Religious discrimination in the hiring of Chaplains in ETB schools
Atheist Ireland, the Evangelical Alliance of Ireland, and the Ahmadiyya Muslim Community of Ireland have jointly written to the Minister for Education about religious discrimination in the hiring of Chaplains in ETB schools.
The WRC found in a recent case that a Designated ETB Community College could not rely on Section 7 of the Equal Status Act to discriminate in admissions in favour of Church of Ireland students.
If ETB schools and colleges cannot rely on Section 7 of the Equal Status Act, then they cannot rely either on Section 37 of the Employment Equality Act to discriminate on the ground of religion when employing chaplains.
The WRC Case
The school in the case gave preference to students who attended a particular Church of Ireland National School over Catholic students and students from other backgrounds. At the WRC the ETB attempted to rely on Section 7 of the Equal Status Act to legally sanction this discrimination. The WRC found that the school could not rely on Section 7 of the Equal Status Act as its Admission Policy stated it was multi-denominational and treated all religions and beliefs equally.
The WRC stated that:
“Based on the statements in the current Admission policy which describes the School Ethos and its values, including equality of treatment irrespective of religious faith, it is difficult to reconcile how giving preference to Church of Ireland students is consistent with that stated objective while at the same time it does admit and give preference to a particular religious denomination.
The admission’s policy of the College states that it provides religious education, is multi-denominational and also contains the very explicit statement that it does not discriminate based on religion. The School denies that it is discriminating, relying on section 7(3)(c) of the Act that it in fact does give preference to provide education in an environment which promotes certain religious values, it admits persons of a particular religious denomination in preference to others.
The stated School position in its admission policy not to give preference based on religion and at the same time relying on Section 7(3)(c) that it does give preference to one religious denomination in order to provide education in an environment that promotes certain religious values are irreconcilable.”
Implications for Chaplains

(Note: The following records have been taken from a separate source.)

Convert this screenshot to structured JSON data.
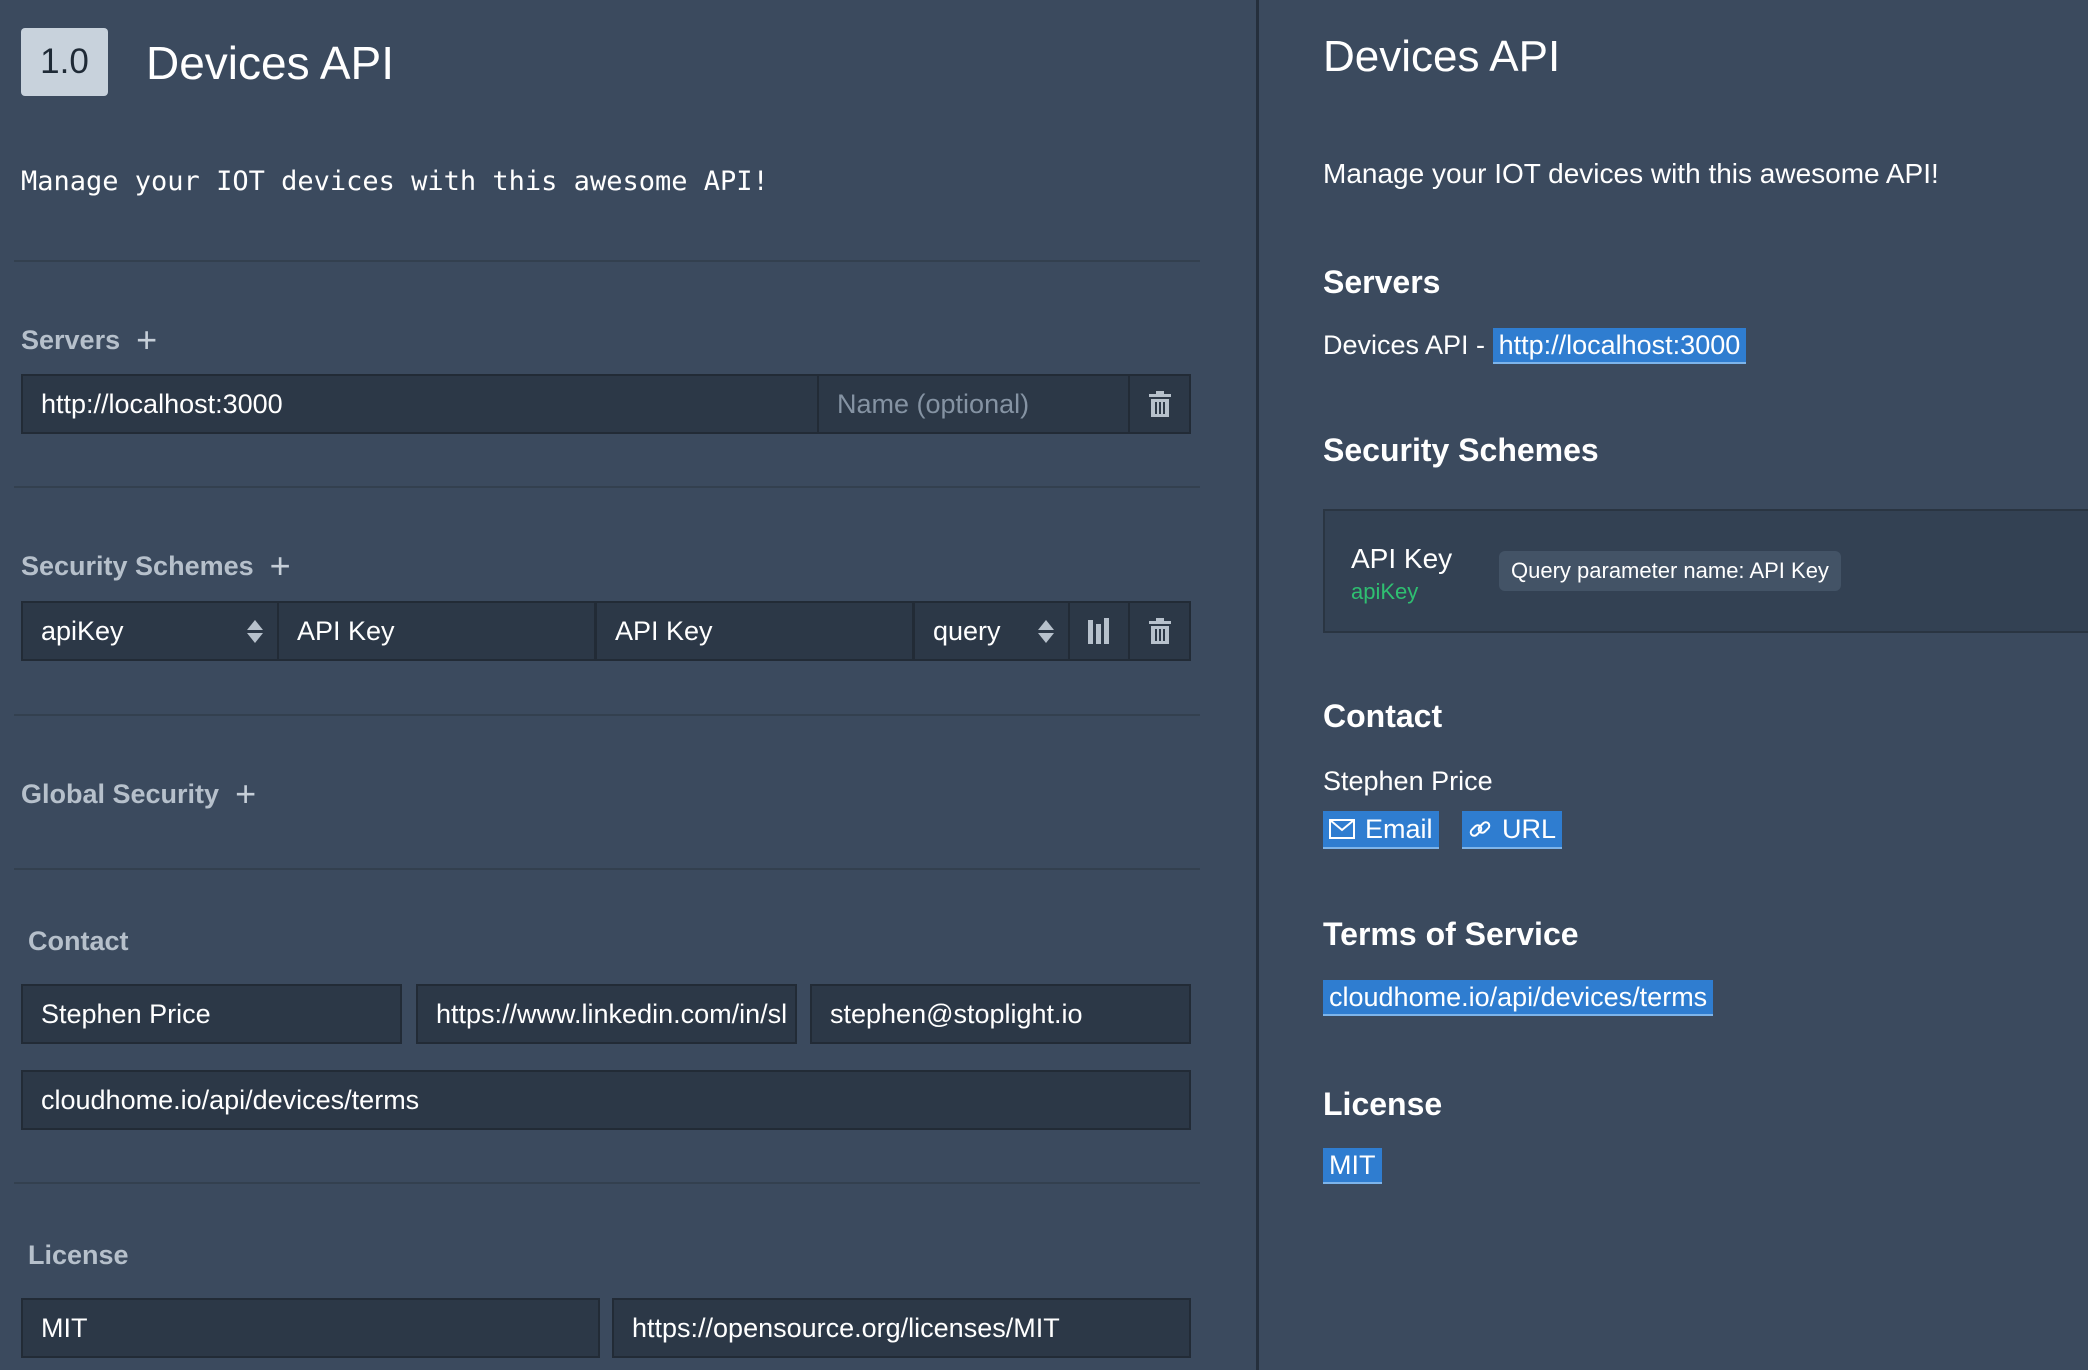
{
  "editor": {
    "version": "1.0",
    "title": "Devices API",
    "description": "Manage your IOT devices with this awesome API!",
    "servers": {
      "label": "Servers",
      "url_value": "http://localhost:3000",
      "name_placeholder": "Name (optional)"
    },
    "security_schemes": {
      "label": "Security Schemes",
      "type_value": "apiKey",
      "name_value": "API Key",
      "key_value": "API Key",
      "in_value": "query"
    },
    "global_security": {
      "label": "Global Security"
    },
    "contact": {
      "label": "Contact",
      "name_value": "Stephen Price",
      "url_value": "https://www.linkedin.com/in/sl",
      "email_value": "stephen@stoplight.io",
      "terms_value": "cloudhome.io/api/devices/terms"
    },
    "license": {
      "label": "License",
      "name_value": "MIT",
      "url_value": "https://opensource.org/licenses/MIT"
    }
  },
  "preview": {
    "title": "Devices API",
    "description": "Manage your IOT devices with this awesome API!",
    "servers_heading": "Servers",
    "server_name": "Devices API -",
    "server_url": "http://localhost:3000",
    "security_heading": "Security Schemes",
    "scheme_name": "API Key",
    "scheme_type": "apiKey",
    "scheme_chip": "Query parameter name: API Key",
    "contact_heading": "Contact",
    "contact_name": "Stephen Price",
    "email_label": "Email",
    "url_label": "URL",
    "tos_heading": "Terms of Service",
    "tos_link": "cloudhome.io/api/devices/terms",
    "license_heading": "License",
    "license_link": "MIT"
  },
  "colors": {
    "background": "#3b4a5e",
    "input": "#2c3847",
    "link_highlight": "#2f7dd0",
    "scheme_type_green": "#2fbf71"
  },
  "icons": [
    "plus-icon",
    "trash-icon",
    "sort-arrows-icon",
    "columns-icon",
    "envelope-icon",
    "link-icon"
  ]
}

If ETB schools and colleges cannot rely on Section 7 of the Equal Status Act, then they cannot rely on Section 37 of the Employment Equality Act either. Designated Community Colleges and Community Schools employ mainly Catholic Chaplains to assist Catholic parents with the faith formation of their children. This costs the State €10 million per year.
As per the Deeds of Trust for Community schools and the Model Agreement for Designated Community Colleges, Chaplains employed by the ETBs must be sanctioned by the relevant religious authority. In most cases it is the Catholic Church that the Chaplain must report to in relation to the faith formation of Catholic students in these ETB schools.

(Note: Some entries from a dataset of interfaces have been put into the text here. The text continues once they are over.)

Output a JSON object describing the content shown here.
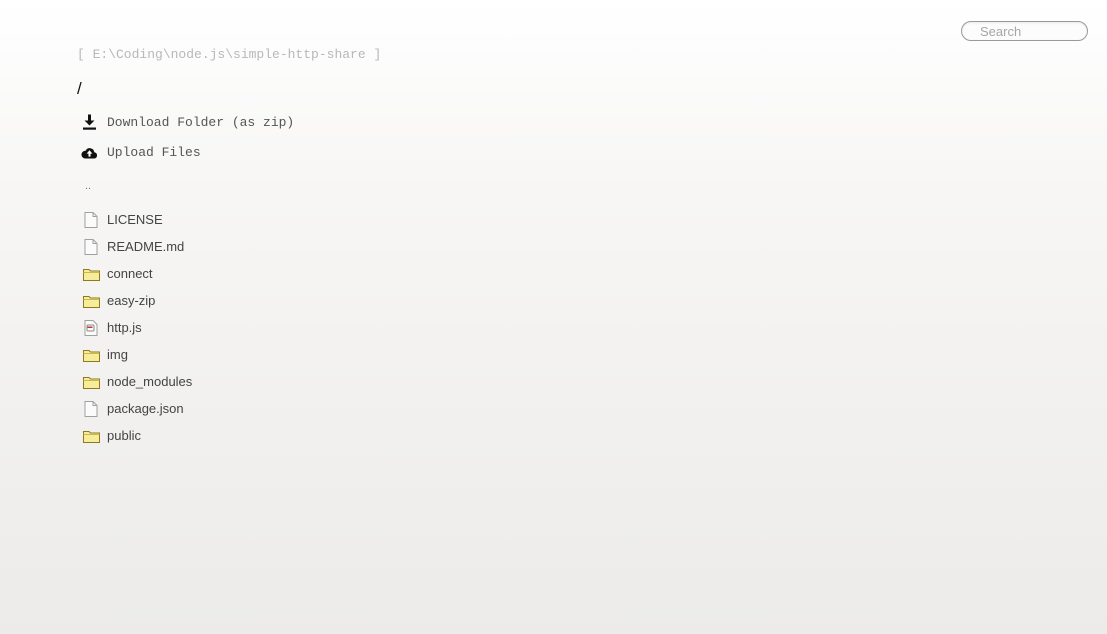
{
  "search": {
    "placeholder": "Search",
    "icon": "search-input"
  },
  "header": {
    "path": "[ E:\\Coding\\node.js\\simple-http-share ]",
    "breadcrumb": "/"
  },
  "actions": {
    "download_label": "Download Folder (as zip)",
    "download_icon": "download-icon",
    "upload_label": "Upload Files",
    "upload_icon": "cloud-upload-icon"
  },
  "listing": {
    "parent": "..",
    "items": [
      {
        "name": "LICENSE",
        "type": "file"
      },
      {
        "name": "README.md",
        "type": "file"
      },
      {
        "name": "connect",
        "type": "folder"
      },
      {
        "name": "easy-zip",
        "type": "folder"
      },
      {
        "name": "http.js",
        "type": "script"
      },
      {
        "name": "img",
        "type": "folder"
      },
      {
        "name": "node_modules",
        "type": "folder"
      },
      {
        "name": "package.json",
        "type": "file"
      },
      {
        "name": "public",
        "type": "folder"
      }
    ]
  },
  "colors": {
    "folder_fill": "#f6ec9a",
    "folder_stroke": "#8c7a1e",
    "file_stroke": "#a0a0a0",
    "script_accent": "#c0392b",
    "path_text": "#b8b8b8"
  }
}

What we are looking for
We have asked the Minister remove this religious discrimination by opening up access to the position of Chaplain to all religions. Discriminating against minorities breaches Section 37 of the Employment Equality Act, Article 44.2.3 of the Constitution and EU Directive 2000/78/EC.
We also raised two related matters.
Firstly, the needs of religious minorities in relation to training for the position of Chaplains, as that has been developed with mainly the Catholic Church in mind.
Secondly, the basis of funding for chaplains is Article 42.4 of the Constitution, which refers to both religious and moral formation. But Article 42.3.2 requires the State to ensure that all children receive a minimum level of moral (not religious) education. We would like to discuss how the State can provide this moral formation for children of nonreligious families who do not attend religious instruction or avail of chaplaincy services.